Mexican Eagle Hunting
The Mexican Eagle is a skilled hunter, using its swift speed and powerful talons to capture prey from the air. Their sharp eyesight allows them to spot potential meals from far away, while their agility gives them an advantage when chasing fast-flying animals such as birds and lizards. During hunting, they typically fly in straight lines over long distances, scanning the ground below for any signs of food. When they do find something suitable, they will swoop down in a spectacular dive and make their catch with lightning speed! This incredible maneuverability also serves as an effective defense against larger predators such as hawks and eagles that may try to attack them while they are flying. By being able to swiftly dodge incoming threats, the Mexican Eagle is much more likely to survive than if it were just trying to outrun its attacker. In terms of catching prey, these raptors have some of the strongest talons around. Their curved claws are designed for maximum grip strength which gives them a better chance at capturing small mammals or fish from mid-air. Their sharp beaks also help them tear through tougher exteriors such as tough leaves or animal hides with ease. Furthermore, their powerful wings allow them to quickly change direction or accelerate out of trouble if necessary!
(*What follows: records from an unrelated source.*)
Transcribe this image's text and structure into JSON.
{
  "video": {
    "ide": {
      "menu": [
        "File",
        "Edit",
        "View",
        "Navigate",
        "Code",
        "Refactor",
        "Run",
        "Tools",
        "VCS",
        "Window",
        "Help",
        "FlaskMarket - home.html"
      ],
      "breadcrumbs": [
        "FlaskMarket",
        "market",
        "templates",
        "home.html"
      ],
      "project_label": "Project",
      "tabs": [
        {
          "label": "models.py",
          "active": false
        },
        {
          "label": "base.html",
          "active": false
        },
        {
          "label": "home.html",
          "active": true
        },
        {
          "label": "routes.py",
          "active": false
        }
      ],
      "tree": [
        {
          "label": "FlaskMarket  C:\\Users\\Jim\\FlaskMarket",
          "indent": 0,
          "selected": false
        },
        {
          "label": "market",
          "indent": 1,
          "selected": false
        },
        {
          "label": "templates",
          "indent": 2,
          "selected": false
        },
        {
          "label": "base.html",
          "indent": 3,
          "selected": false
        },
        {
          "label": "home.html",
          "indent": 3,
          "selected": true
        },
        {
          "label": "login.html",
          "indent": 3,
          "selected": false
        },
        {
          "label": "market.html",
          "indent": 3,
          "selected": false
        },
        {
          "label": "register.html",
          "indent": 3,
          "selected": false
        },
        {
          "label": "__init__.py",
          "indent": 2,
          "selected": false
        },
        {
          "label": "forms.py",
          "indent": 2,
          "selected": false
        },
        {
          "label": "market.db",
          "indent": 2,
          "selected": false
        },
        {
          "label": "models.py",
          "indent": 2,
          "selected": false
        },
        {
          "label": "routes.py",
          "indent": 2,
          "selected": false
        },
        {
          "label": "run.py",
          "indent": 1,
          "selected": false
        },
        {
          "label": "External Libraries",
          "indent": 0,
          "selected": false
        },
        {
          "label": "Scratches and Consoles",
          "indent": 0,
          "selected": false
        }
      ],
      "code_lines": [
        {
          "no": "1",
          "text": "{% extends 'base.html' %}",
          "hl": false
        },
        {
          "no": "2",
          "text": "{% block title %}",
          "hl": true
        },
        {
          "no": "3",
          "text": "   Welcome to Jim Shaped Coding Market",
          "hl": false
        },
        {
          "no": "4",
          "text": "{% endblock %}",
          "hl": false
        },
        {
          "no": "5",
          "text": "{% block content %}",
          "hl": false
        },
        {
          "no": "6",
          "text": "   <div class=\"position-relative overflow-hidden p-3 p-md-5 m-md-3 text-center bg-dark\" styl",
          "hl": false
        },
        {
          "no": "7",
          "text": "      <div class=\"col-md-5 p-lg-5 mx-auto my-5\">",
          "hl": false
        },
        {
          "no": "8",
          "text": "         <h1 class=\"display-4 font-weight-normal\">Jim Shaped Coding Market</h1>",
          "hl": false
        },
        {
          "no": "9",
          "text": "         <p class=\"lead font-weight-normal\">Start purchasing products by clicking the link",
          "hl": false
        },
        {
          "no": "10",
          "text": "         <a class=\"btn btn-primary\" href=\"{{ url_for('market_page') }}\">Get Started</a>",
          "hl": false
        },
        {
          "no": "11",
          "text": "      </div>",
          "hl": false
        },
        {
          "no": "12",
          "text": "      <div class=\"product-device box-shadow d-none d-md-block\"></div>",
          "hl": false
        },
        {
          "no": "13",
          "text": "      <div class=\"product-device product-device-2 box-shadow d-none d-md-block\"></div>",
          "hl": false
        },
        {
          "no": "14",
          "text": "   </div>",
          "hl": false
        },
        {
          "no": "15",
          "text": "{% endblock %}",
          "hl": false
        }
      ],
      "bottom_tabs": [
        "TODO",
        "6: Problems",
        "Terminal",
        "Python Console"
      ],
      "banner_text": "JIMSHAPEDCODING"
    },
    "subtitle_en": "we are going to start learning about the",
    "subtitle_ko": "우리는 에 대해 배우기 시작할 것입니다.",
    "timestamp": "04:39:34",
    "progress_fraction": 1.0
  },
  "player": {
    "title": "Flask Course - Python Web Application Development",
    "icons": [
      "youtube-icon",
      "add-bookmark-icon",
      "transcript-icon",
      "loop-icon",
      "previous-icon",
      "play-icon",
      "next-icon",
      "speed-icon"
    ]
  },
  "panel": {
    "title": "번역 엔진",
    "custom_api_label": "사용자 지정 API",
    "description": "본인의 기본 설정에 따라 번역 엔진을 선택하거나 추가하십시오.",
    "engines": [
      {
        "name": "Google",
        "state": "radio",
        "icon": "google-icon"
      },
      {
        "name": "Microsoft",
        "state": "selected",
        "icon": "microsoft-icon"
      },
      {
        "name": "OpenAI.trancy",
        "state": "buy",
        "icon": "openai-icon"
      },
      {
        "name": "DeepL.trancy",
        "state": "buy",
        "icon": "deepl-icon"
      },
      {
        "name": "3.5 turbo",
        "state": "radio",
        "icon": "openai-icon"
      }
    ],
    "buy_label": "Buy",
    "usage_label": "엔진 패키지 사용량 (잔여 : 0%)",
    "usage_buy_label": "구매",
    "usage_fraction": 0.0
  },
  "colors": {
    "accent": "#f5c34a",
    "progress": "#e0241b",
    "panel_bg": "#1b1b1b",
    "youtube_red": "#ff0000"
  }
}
The Mexican Eagle is an incredible creature that has adapted to its environment over thousands of years. Its impressive speed, agility, and strength make it a dominant predator in the air, allowing it to quickly catch food and avoid predators with ease. Moreover, its powerful wings provide maximum maneuverability which gives them an edge when hunting or avoiding danger.mAll in all, the Mexican Eagle is a remarkable animal worthy of admiration! Its impressive abilities have allowed it to become one of nature’s most successful hunters and will no doubt continue to be a key part of our ecological heritage for many generations to come.